▸ **TASK DETAILS**:
Scan the data, and whenever a line contains "title", copy it.

▸ **DATA RECORDS**:
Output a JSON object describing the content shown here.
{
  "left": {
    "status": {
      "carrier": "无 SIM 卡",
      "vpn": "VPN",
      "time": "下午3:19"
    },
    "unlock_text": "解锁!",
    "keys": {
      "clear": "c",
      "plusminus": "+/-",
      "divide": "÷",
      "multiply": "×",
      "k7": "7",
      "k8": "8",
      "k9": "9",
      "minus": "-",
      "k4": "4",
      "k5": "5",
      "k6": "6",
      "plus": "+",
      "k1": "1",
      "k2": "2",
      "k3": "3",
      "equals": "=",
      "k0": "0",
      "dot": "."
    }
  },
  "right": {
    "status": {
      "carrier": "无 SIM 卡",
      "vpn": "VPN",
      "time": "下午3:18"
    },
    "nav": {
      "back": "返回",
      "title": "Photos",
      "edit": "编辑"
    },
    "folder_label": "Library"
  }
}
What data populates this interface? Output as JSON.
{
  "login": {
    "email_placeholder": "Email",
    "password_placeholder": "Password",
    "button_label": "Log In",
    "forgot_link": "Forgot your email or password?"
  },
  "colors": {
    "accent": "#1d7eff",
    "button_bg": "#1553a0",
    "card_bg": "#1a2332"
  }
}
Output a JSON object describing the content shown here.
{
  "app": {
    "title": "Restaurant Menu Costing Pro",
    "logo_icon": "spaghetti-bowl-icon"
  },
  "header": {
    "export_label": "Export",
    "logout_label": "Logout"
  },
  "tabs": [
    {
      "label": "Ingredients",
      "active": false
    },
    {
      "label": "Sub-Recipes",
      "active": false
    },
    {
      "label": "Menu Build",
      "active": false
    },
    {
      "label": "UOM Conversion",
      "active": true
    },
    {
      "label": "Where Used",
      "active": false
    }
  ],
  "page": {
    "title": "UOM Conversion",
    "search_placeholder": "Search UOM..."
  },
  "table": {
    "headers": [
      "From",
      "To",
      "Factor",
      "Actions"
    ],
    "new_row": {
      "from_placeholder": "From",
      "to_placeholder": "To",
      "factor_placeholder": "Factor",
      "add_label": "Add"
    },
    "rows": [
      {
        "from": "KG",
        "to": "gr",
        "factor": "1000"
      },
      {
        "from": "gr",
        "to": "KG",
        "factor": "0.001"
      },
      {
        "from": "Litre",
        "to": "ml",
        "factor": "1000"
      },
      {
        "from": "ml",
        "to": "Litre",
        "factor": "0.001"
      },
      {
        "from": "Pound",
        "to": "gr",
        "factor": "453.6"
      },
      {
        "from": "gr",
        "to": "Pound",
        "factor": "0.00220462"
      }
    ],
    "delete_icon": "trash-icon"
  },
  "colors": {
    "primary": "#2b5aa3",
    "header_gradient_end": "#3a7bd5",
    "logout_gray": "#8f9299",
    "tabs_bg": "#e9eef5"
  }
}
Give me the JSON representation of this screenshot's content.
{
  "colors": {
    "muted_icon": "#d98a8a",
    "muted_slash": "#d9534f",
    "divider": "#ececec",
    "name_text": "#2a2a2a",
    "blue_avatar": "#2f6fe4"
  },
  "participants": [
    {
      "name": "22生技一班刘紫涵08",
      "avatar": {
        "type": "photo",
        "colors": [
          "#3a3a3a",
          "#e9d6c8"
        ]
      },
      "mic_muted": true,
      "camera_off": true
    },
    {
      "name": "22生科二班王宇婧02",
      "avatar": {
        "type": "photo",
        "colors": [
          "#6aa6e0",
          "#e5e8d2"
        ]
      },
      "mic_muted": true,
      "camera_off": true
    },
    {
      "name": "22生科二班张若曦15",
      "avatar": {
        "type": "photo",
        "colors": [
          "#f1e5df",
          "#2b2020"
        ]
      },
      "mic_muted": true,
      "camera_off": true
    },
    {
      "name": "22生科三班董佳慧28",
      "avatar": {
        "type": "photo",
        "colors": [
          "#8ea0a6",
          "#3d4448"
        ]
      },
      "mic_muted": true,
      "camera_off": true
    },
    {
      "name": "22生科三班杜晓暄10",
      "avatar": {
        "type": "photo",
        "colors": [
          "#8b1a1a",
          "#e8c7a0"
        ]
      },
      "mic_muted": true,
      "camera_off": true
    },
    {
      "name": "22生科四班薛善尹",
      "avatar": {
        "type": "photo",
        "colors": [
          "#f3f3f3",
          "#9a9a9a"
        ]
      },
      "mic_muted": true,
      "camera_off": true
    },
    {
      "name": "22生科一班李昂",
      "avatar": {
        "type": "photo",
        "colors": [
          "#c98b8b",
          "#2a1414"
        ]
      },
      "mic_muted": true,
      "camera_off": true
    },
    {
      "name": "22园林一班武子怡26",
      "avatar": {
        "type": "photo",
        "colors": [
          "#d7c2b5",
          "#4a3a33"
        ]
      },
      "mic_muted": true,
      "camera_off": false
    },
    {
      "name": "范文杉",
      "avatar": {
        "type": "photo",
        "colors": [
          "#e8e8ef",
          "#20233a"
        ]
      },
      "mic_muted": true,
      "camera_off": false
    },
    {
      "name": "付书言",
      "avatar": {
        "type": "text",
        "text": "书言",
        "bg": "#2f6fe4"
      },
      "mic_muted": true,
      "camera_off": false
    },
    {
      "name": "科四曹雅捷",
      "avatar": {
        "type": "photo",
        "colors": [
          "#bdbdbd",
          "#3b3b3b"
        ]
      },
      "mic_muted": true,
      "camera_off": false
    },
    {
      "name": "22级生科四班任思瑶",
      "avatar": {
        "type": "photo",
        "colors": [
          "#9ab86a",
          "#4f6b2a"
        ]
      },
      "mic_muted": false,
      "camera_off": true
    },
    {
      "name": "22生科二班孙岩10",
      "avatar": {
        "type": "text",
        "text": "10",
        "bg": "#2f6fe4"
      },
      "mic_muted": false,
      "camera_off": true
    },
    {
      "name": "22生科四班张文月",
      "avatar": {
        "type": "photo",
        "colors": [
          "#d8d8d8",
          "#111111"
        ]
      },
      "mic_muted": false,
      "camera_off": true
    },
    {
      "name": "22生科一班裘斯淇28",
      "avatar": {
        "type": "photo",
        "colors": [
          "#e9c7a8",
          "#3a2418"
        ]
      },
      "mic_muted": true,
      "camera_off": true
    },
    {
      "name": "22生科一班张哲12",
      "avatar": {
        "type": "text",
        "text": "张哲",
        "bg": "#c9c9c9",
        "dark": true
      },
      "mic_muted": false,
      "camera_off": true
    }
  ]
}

▸ **PROBLEM SOLUTION**:
      "title": "Photos",
    "title": "Restaurant Menu Costing Pro",
    "title": "UOM Conversion",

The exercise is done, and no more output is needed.